“Juuling” is the latest craze among teens that’s raising health concerns. It’s named after a vaping device, the JUUL, which is intended to help adults kick cigarettes. They can be bought at most convenience stores. The JUUL delivers nicotine and looks like a flash drive. It can actually be placed into the USB port of a computer to be charged. Doctors are concerned there is a misconception among teenagers that the device is safe.
A lot of these cartridges are actually marketed as health products. They have ‘healthy’ flavors, things like mango and berry that are associated with high antioxidants. But they’re just flavors. There are no actual health benefits. The CDC has found that these flavors are a big part of the reason teens are latching onto these products. 60 percent of kids believed that pods used in Juuls (a specific brand of e-cigarette) were nicotine free — when the reality is that 99 percent of these products contain nicotine.
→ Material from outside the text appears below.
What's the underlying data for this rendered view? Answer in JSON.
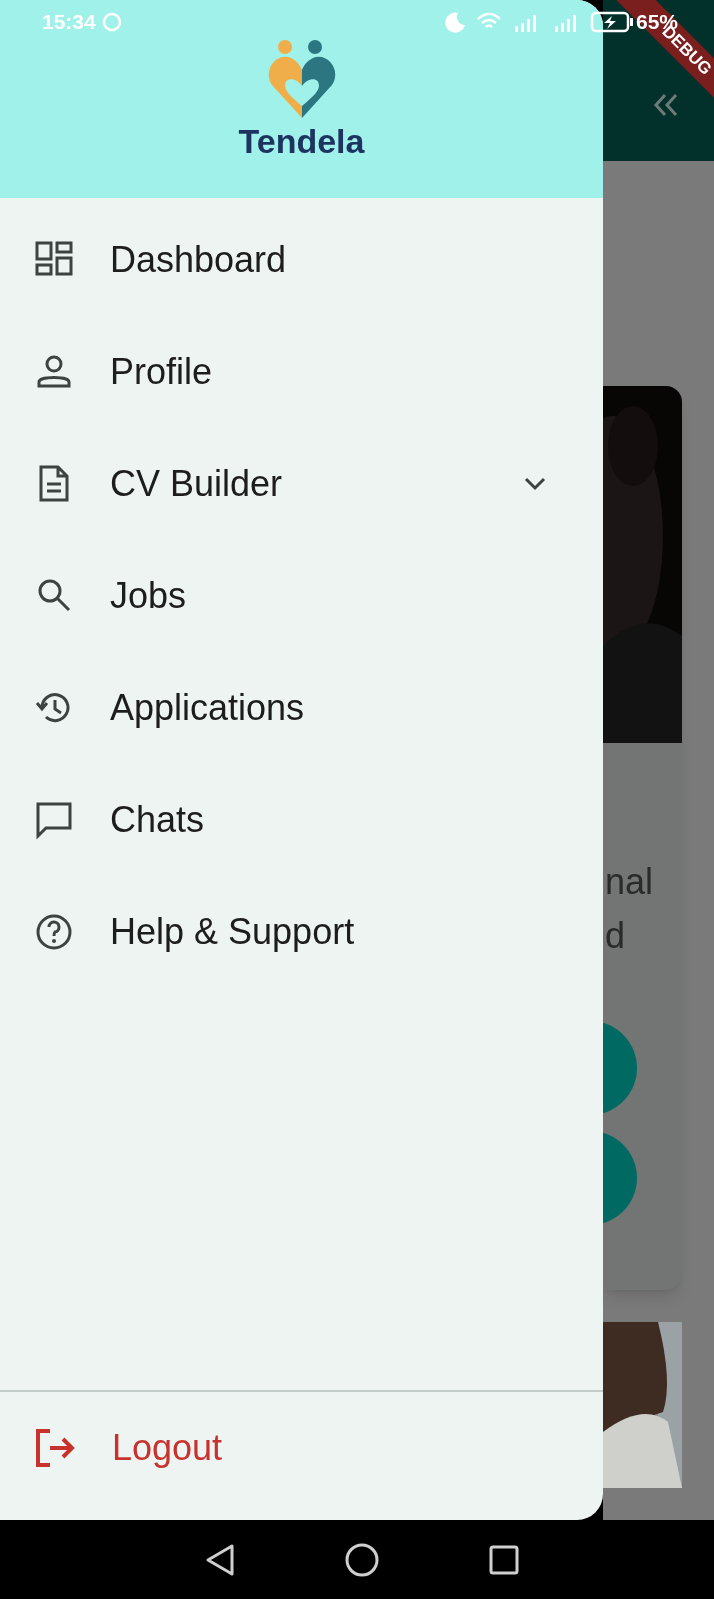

“The use of these e-cigarettes like the popular Juul brand is spiking among youth, but parents often aren't even sure what they are and many teens mistakenly believe there are no serious health risks.” View this video from Education Week's website.